Rope Burns by F.X. Toole
When I read F.X. Toole's author bio, it made me feel a little sheltered and unaccomplished. Check this out: "F.X. Toole was born in 1930. Having worked as a bullfighter, professional boxing "cut man," taxi driver, and saloon keeper, Toole published his first book of fiction at age 70. He died in 2002, before seeing his short story, "Million Dollar Baby" become an Academy Award-winning film."
The man man made Hemingway look like a hare-lipped file clerk.
The stories in Rope Burns are equally tough and gritty, without being sordid. A good boxing story can never be sordid, because boxing has honor, and even if the other guy has you bleeding from the eyes, it's still not okay to rabbit punch him. The way that the trainers in Toole's stories teach their boxers the code of the fight is inspiring without being cheesy.

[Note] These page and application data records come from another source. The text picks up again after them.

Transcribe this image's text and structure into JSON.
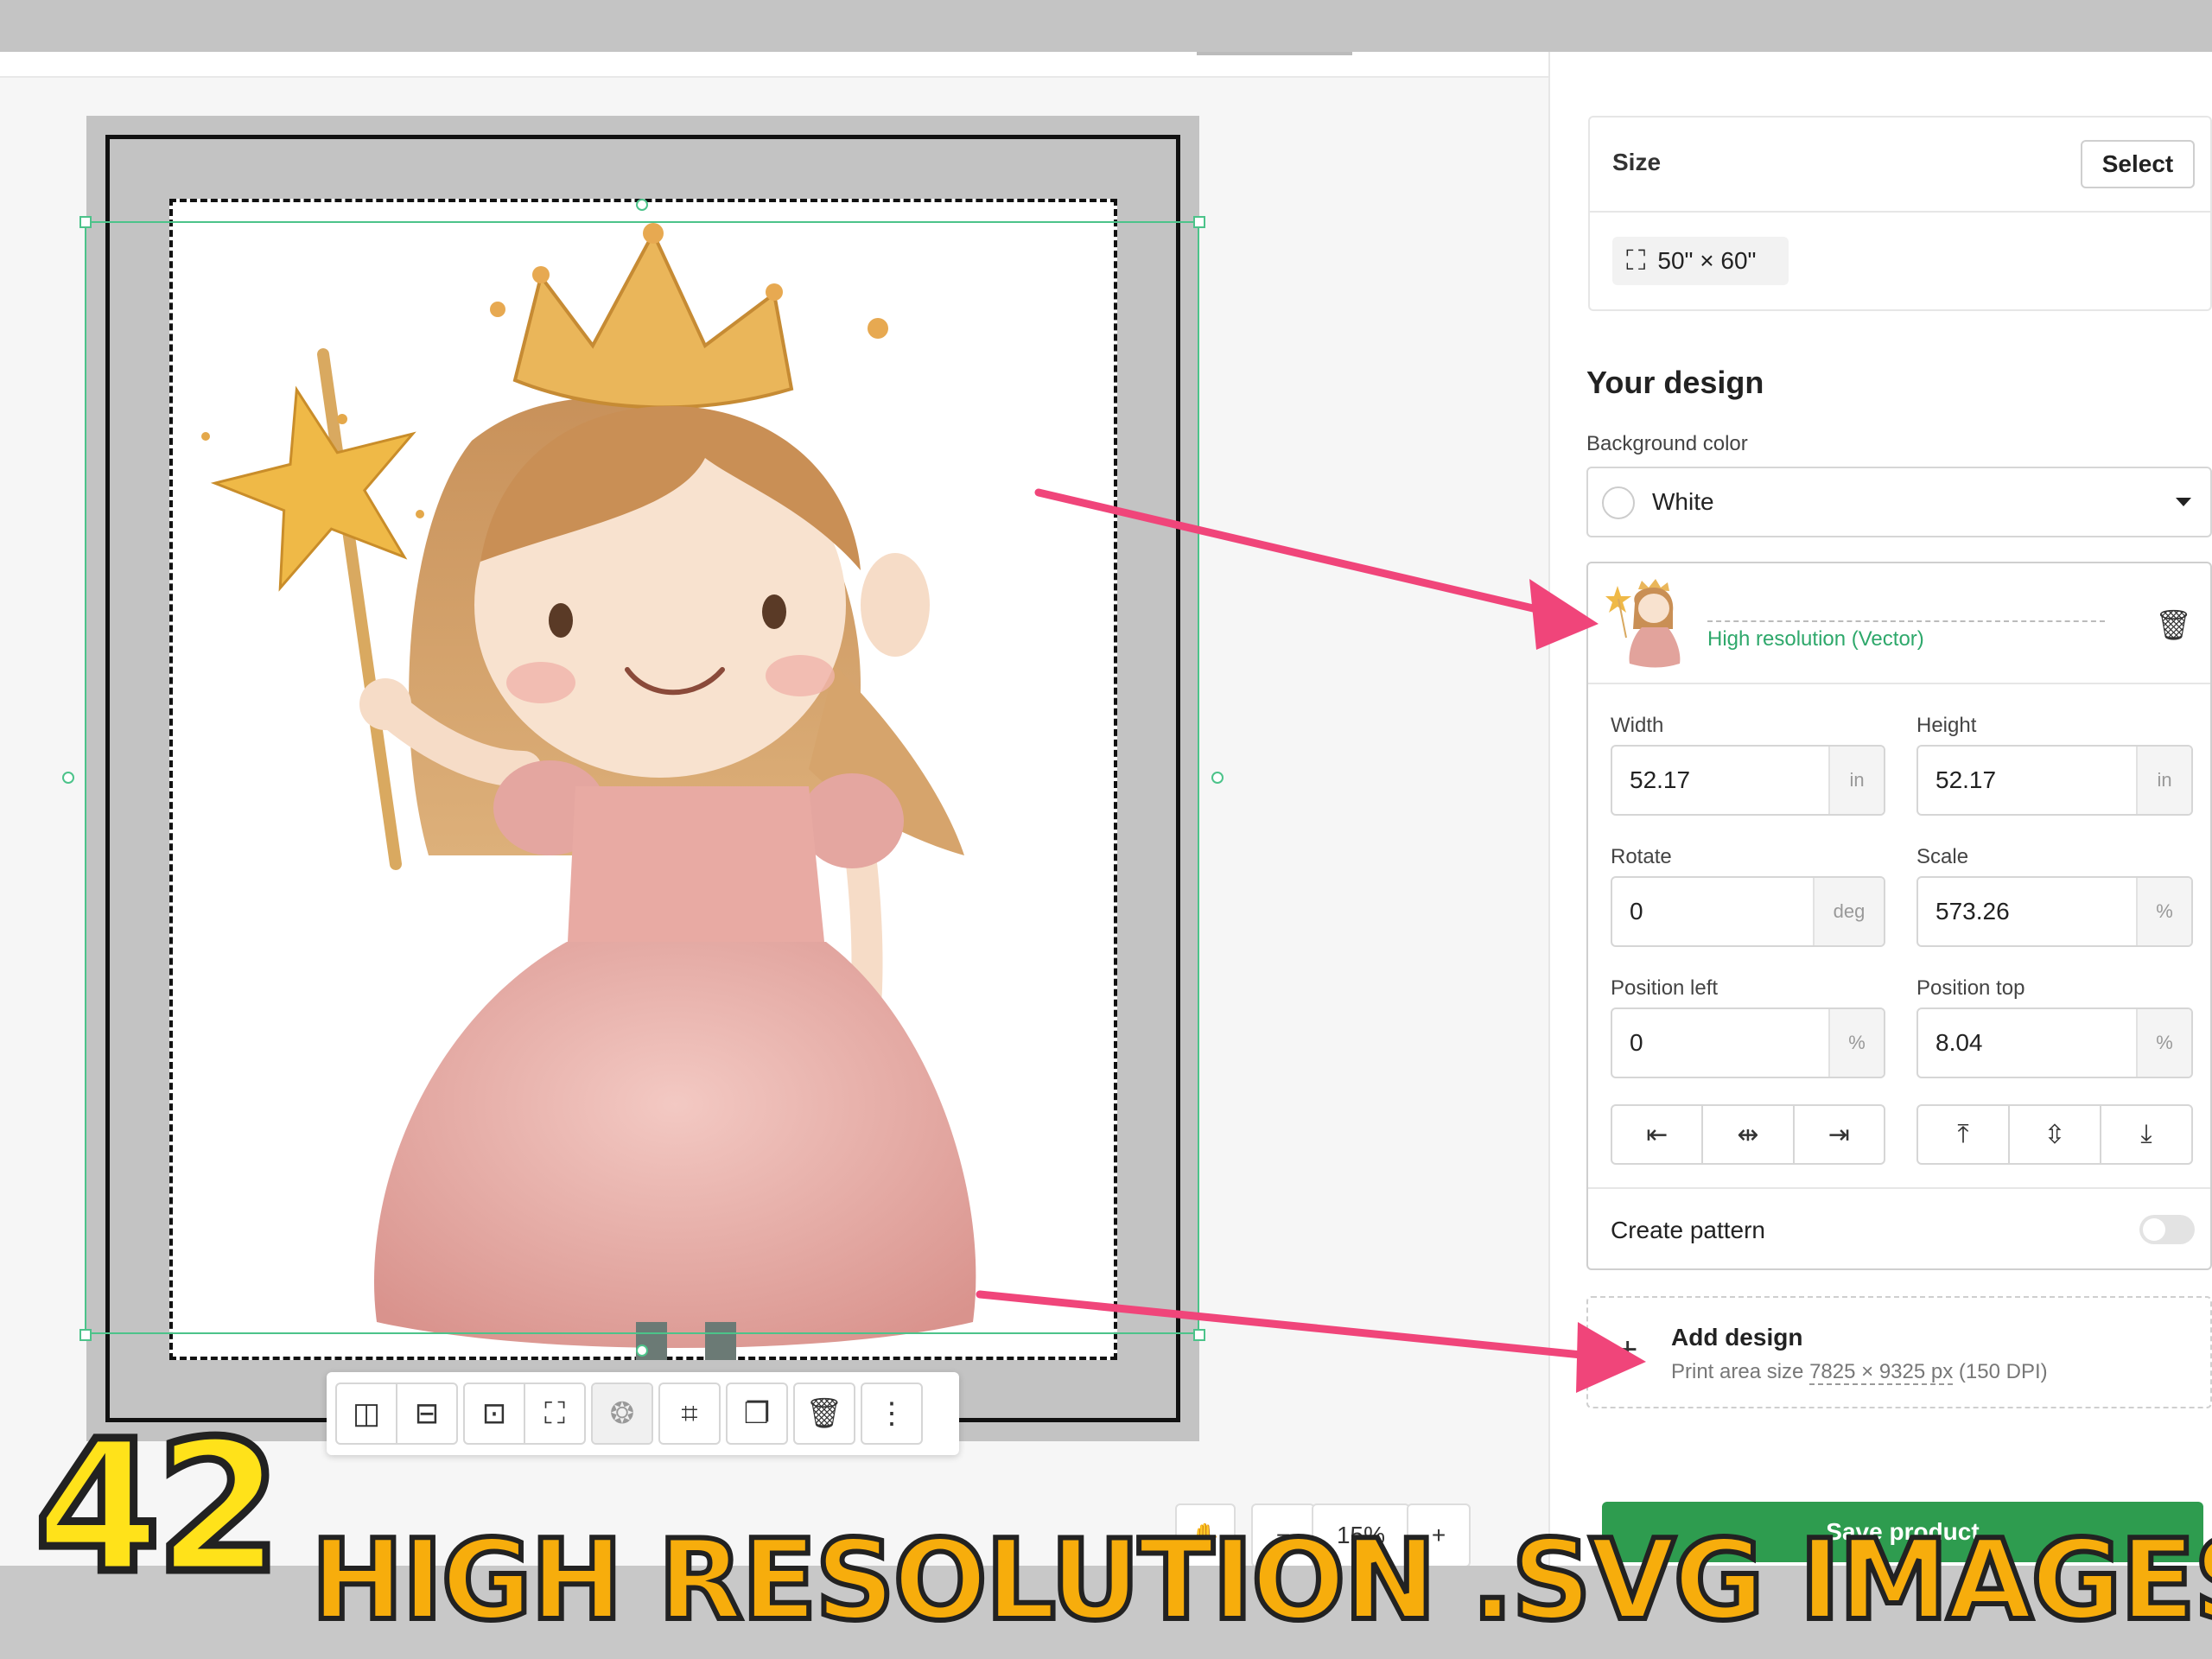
{
  "sidebar": {
    "size": {
      "label": "Size",
      "select_label": "Select",
      "value": "50\" × 60\""
    },
    "your_design": {
      "title": "Your design",
      "background_color": {
        "label": "Background color",
        "value": "White"
      },
      "layer": {
        "resolution_label": "High resolution (Vector)"
      },
      "fields": {
        "width": {
          "label": "Width",
          "value": "52.17",
          "unit": "in"
        },
        "height": {
          "label": "Height",
          "value": "52.17",
          "unit": "in"
        },
        "rotate": {
          "label": "Rotate",
          "value": "0",
          "unit": "deg"
        },
        "scale": {
          "label": "Scale",
          "value": "573.26",
          "unit": "%"
        },
        "position_left": {
          "label": "Position left",
          "value": "0",
          "unit": "%"
        },
        "position_top": {
          "label": "Position top",
          "value": "8.04",
          "unit": "%"
        }
      },
      "create_pattern": {
        "label": "Create pattern",
        "enabled": false
      }
    },
    "add_design": {
      "title": "Add design",
      "print_area_prefix": "Print area size ",
      "print_area_size": "7825 × 9325 px",
      "print_area_suffix": " (150 DPI)"
    },
    "save_label": "Save product"
  },
  "canvas": {
    "zoom_level": "15%",
    "minus": "−",
    "plus": "+"
  },
  "banner": {
    "number": "42",
    "text": "HIGH RESOLUTION .SVG IMAGES!"
  },
  "colors": {
    "accent_green": "#2e9c4f",
    "link_green": "#2ea86b",
    "arrow_pink": "#f0457a",
    "banner_yellow": "#ffe21a",
    "banner_orange": "#f7ad0c"
  },
  "icons": [
    "flip-horizontal-icon",
    "flip-vertical-icon",
    "fit-icon",
    "fill-icon",
    "remove-background-icon",
    "crop-icon",
    "duplicate-icon",
    "trash-icon",
    "more-icon",
    "hand-icon",
    "expand-icon",
    "chevron-down-icon"
  ]
}
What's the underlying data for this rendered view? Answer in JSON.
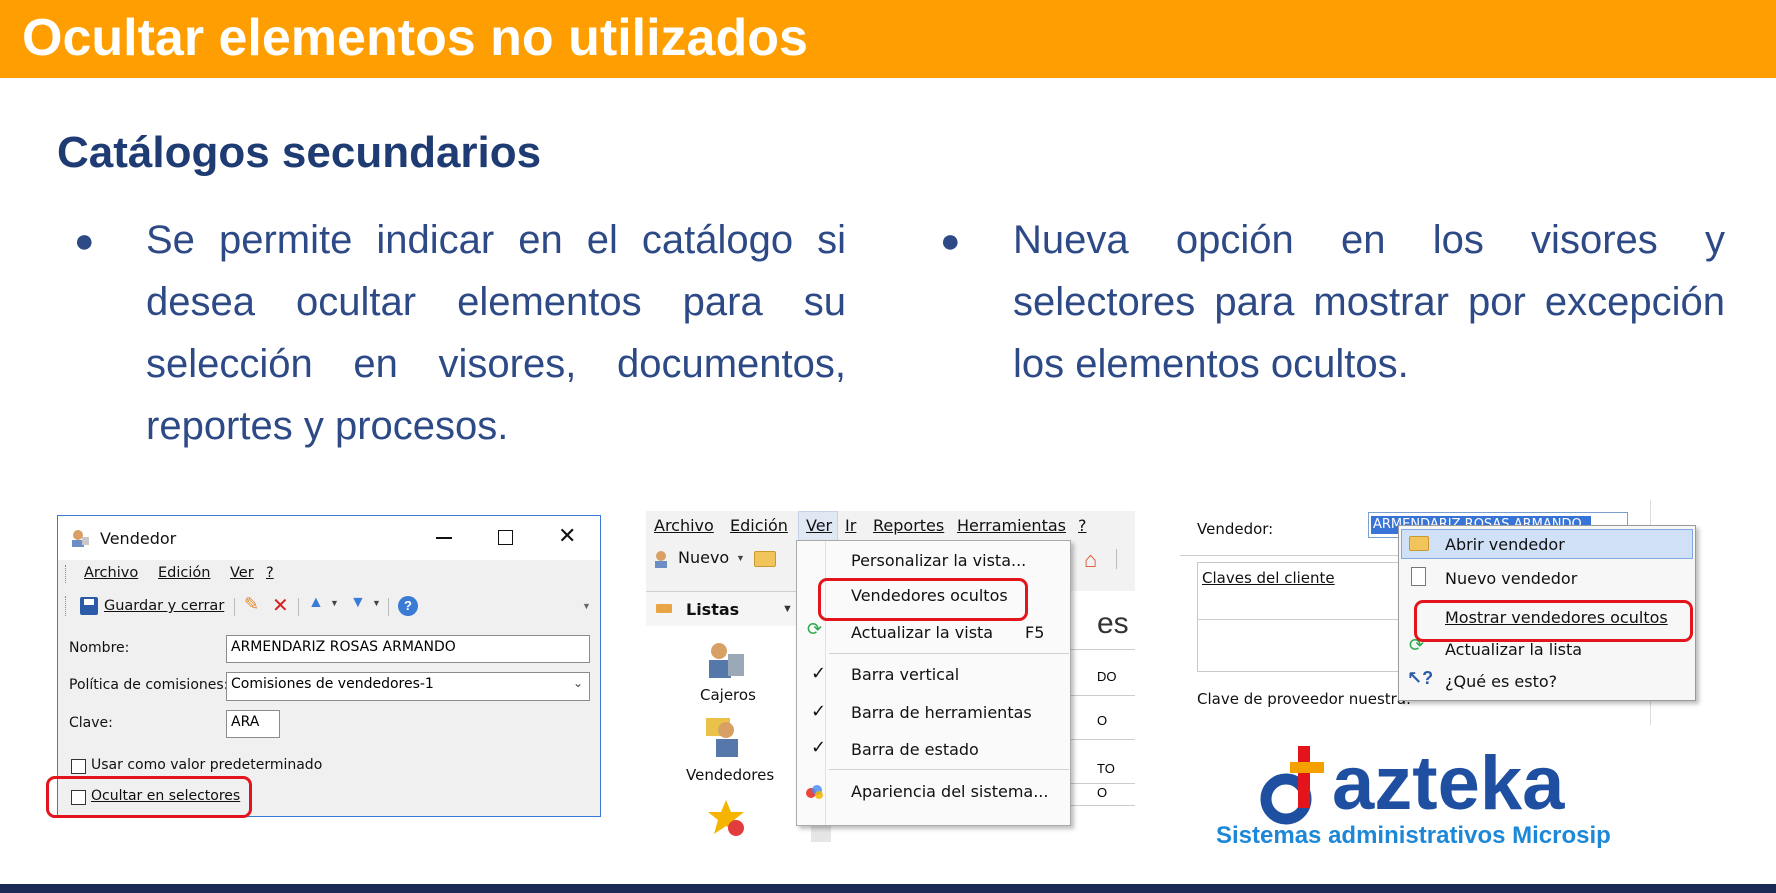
{
  "slide": {
    "title": "Ocultar elementos no utilizados",
    "subtitle": "Catálogos secundarios",
    "bullet_left": "Se permite indicar en el catálogo si desea ocultar elementos para su selección en visores, documentos, reportes y procesos.",
    "bullet_right": "Nueva opción en los visores y selectores para mostrar por excepción los elementos ocultos.",
    "bullet_glyph": "●"
  },
  "vendedor_window": {
    "title": "Vendedor",
    "menu": [
      "Archivo",
      "Edición",
      "Ver",
      "?"
    ],
    "save_label": "Guardar y cerrar",
    "labels": {
      "nombre": "Nombre:",
      "politica": "Política de comisiones:",
      "clave": "Clave:",
      "usar_default": "Usar como valor predeterminado",
      "ocultar": "Ocultar en selectores"
    },
    "values": {
      "nombre": "ARMENDARIZ ROSAS ARMANDO",
      "politica": "Comisiones de vendedores-1",
      "clave": "ARA"
    }
  },
  "ver_menu_window": {
    "menubar": [
      "Archivo",
      "Edición",
      "Ver",
      "Ir",
      "Reportes",
      "Herramientas",
      "?"
    ],
    "nuevo_label": "Nuevo",
    "listas_label": "Listas",
    "nav_items": [
      "Cajeros",
      "Vendedores"
    ],
    "menu_items": [
      {
        "label": "Personalizar la vista...",
        "shortcut": ""
      },
      {
        "label": "Vendedores ocultos",
        "shortcut": ""
      },
      {
        "label": "Actualizar la vista",
        "shortcut": "F5"
      },
      {
        "label": "Barra vertical",
        "shortcut": ""
      },
      {
        "label": "Barra de herramientas",
        "shortcut": ""
      },
      {
        "label": "Barra de estado",
        "shortcut": ""
      },
      {
        "label": "Apariencia del sistema...",
        "shortcut": ""
      }
    ],
    "bg_fragments": [
      "es",
      "DO",
      "O",
      "TO",
      "O"
    ]
  },
  "selector_window": {
    "vendedor_label": "Vendedor:",
    "vendedor_value": "ARMENDARIZ ROSAS ARMANDO",
    "claves_label": "Claves del cliente",
    "clave_proveedor_label": "Clave de proveedor nuestra:",
    "context_menu": [
      "Abrir vendedor",
      "Nuevo vendedor",
      "Mostrar vendedores ocultos",
      "Actualizar la lista",
      "¿Qué es esto?"
    ]
  },
  "logo": {
    "brand": "dazteka",
    "tagline": "Sistemas administrativos Microsip"
  },
  "colors": {
    "title_bar": "#FF9E00",
    "text_blue": "#2D4A86",
    "highlight_red": "#E3141B",
    "footer": "#1B2A55"
  }
}
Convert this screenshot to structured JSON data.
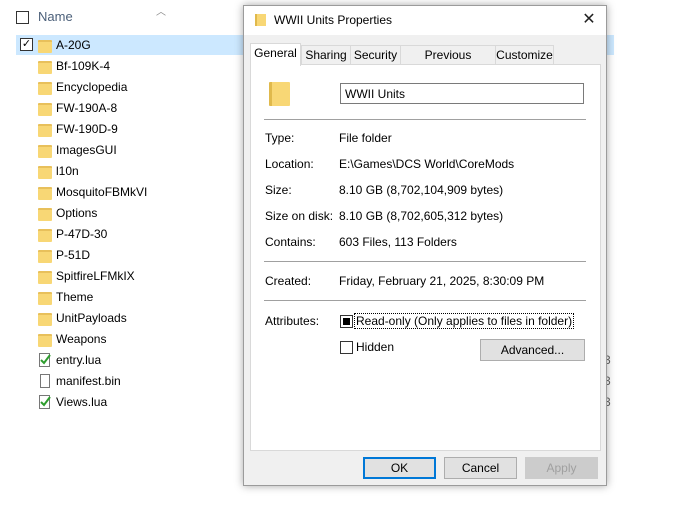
{
  "explorer": {
    "column_name": "Name",
    "items": [
      {
        "label": "A-20G",
        "type": "folder",
        "selected": true
      },
      {
        "label": "Bf-109K-4",
        "type": "folder"
      },
      {
        "label": "Encyclopedia",
        "type": "folder"
      },
      {
        "label": "FW-190A-8",
        "type": "folder"
      },
      {
        "label": "FW-190D-9",
        "type": "folder"
      },
      {
        "label": "ImagesGUI",
        "type": "folder"
      },
      {
        "label": "l10n",
        "type": "folder"
      },
      {
        "label": "MosquitoFBMkVI",
        "type": "folder"
      },
      {
        "label": "Options",
        "type": "folder"
      },
      {
        "label": "P-47D-30",
        "type": "folder"
      },
      {
        "label": "P-51D",
        "type": "folder"
      },
      {
        "label": "SpitfireLFMkIX",
        "type": "folder"
      },
      {
        "label": "Theme",
        "type": "folder"
      },
      {
        "label": "UnitPayloads",
        "type": "folder"
      },
      {
        "label": "Weapons",
        "type": "folder"
      },
      {
        "label": "entry.lua",
        "type": "lua"
      },
      {
        "label": "manifest.bin",
        "type": "file"
      },
      {
        "label": "Views.lua",
        "type": "lua"
      }
    ],
    "truncated_size_suffix": "3"
  },
  "dialog": {
    "title": "WWII Units Properties",
    "close_glyph": "✕",
    "tabs": [
      "General",
      "Sharing",
      "Security",
      "Previous Versions",
      "Customize"
    ],
    "name_value": "WWII Units",
    "props": {
      "type_label": "Type:",
      "type_value": "File folder",
      "location_label": "Location:",
      "location_value": "E:\\Games\\DCS World\\CoreMods",
      "size_label": "Size:",
      "size_value": "8.10 GB (8,702,104,909 bytes)",
      "size_disk_label": "Size on disk:",
      "size_disk_value": "8.10 GB (8,702,605,312 bytes)",
      "contains_label": "Contains:",
      "contains_value": "603 Files, 113 Folders",
      "created_label": "Created:",
      "created_value": "Friday, February 21, 2025, 8:30:09 PM",
      "attributes_label": "Attributes:",
      "readonly_label": "Read-only (Only applies to files in folder)",
      "hidden_label": "Hidden",
      "advanced_label": "Advanced..."
    },
    "buttons": {
      "ok": "OK",
      "cancel": "Cancel",
      "apply": "Apply"
    }
  }
}
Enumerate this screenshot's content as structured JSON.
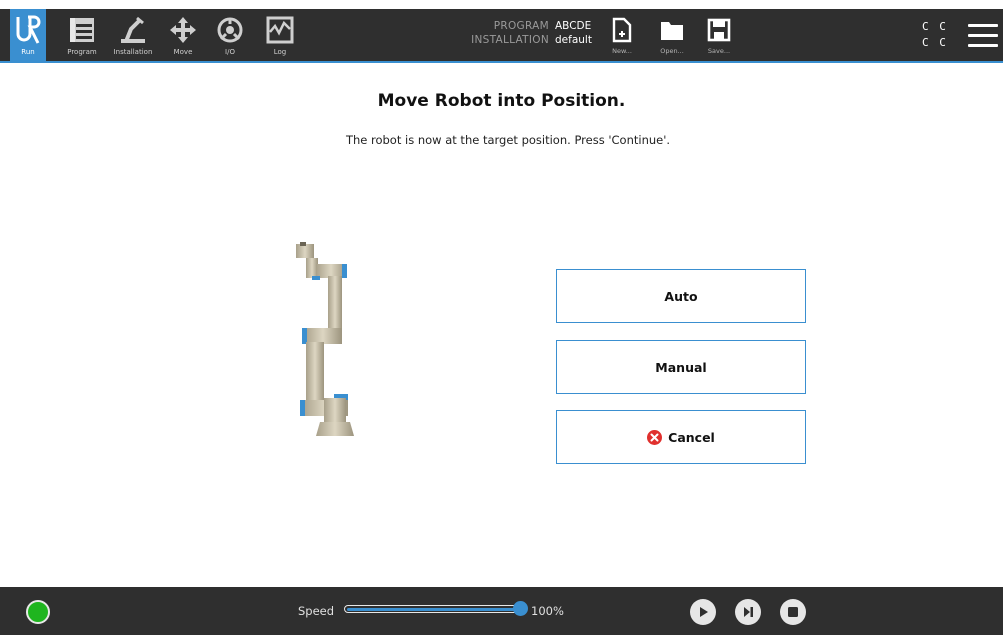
{
  "header": {
    "tabs": [
      {
        "label": "Run",
        "icon": "ur-logo-icon",
        "active": true
      },
      {
        "label": "Program",
        "icon": "program-icon"
      },
      {
        "label": "Installation",
        "icon": "installation-icon"
      },
      {
        "label": "Move",
        "icon": "move-arrows-icon"
      },
      {
        "label": "I/O",
        "icon": "io-icon"
      },
      {
        "label": "Log",
        "icon": "log-icon"
      }
    ],
    "program_key": "PROGRAM",
    "program_value": "ABCDE",
    "installation_key": "INSTALLATION",
    "installation_value": "default",
    "file_buttons": [
      {
        "label": "New...",
        "icon": "new-file-icon"
      },
      {
        "label": "Open...",
        "icon": "open-folder-icon"
      },
      {
        "label": "Save...",
        "icon": "save-icon"
      }
    ],
    "cc_line1": "C C",
    "cc_line2": "C C"
  },
  "main": {
    "title": "Move Robot into Position.",
    "message": "The robot is now at the target position. Press 'Continue'.",
    "buttons": {
      "auto": "Auto",
      "manual": "Manual",
      "cancel": "Cancel"
    }
  },
  "footer": {
    "speed_label": "Speed",
    "speed_value": "100%",
    "speed_fraction": 1.0,
    "status_color": "#1fb51f"
  },
  "colors": {
    "accent": "#3a8fd0",
    "bar": "#2f2f2f",
    "cancel_red": "#e0302d"
  }
}
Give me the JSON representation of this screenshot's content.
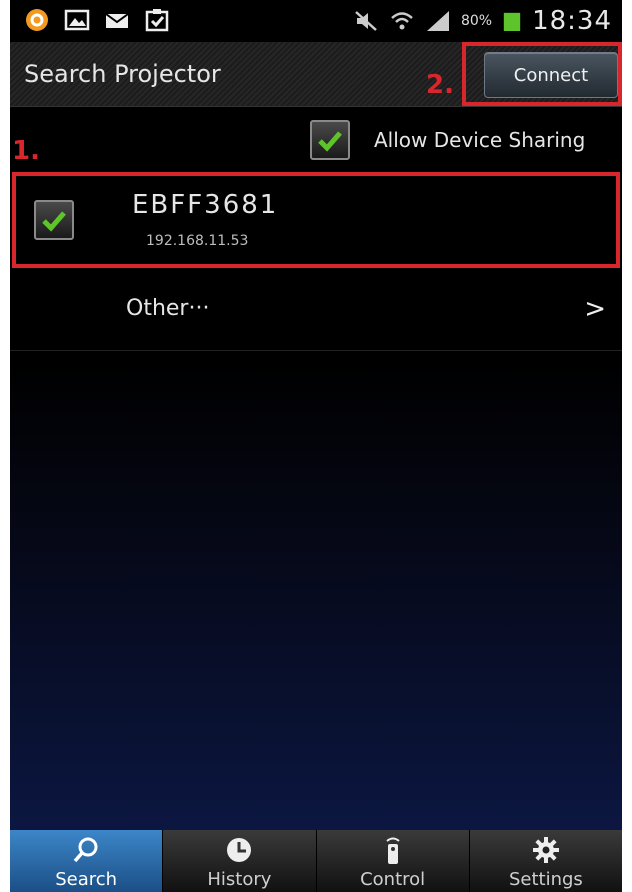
{
  "status_bar": {
    "battery_percent": "80%",
    "time": "18:34"
  },
  "header": {
    "title": "Search Projector",
    "connect_label": "Connect"
  },
  "annotations": {
    "first": "1.",
    "second": "2."
  },
  "sharing": {
    "label": "Allow Device Sharing",
    "checked": true
  },
  "device": {
    "name": "EBFF3681",
    "ip": "192.168.11.53",
    "checked": true
  },
  "other": {
    "label": "Other···",
    "chevron": ">"
  },
  "bottom_nav": {
    "items": [
      {
        "label": "Search",
        "icon": "search-icon",
        "active": true
      },
      {
        "label": "History",
        "icon": "history-icon",
        "active": false
      },
      {
        "label": "Control",
        "icon": "remote-control-icon",
        "active": false
      },
      {
        "label": "Settings",
        "icon": "gear-icon",
        "active": false
      }
    ]
  },
  "colors": {
    "annotation_red": "#d8262d",
    "check_green": "#5fc42c",
    "active_tab_blue": "#3c86c8"
  }
}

Toole's protagonists are always the good guys, and whether they're wearing the gloves, sealing up the cuts, or shouting advice from the corner, they're facing off against a ready-made villain, the opponent. There are lots of ways to be a boxing hero, and just as many to be a boxing villain - when you have those dynamics going for you, sometimes you don't even need much more in the way of a plot. Three rounds of boxing can pack in as much high drama and character tension, and as many plot twists as Macbeth.
While "Million Dollar Baby" may be the book's well, million dollar baby, my money's on "The Monkey Look," a clever story about a "cut man" who gets even. Also good is the title story, a novella about a trainer struggling to beat dirty odds and get his fighter to the Olympics.
If you liked...: The Pugilist At Rest by Thom Jones or Friday Night Lights by H.G. Bissinger, this book is for you.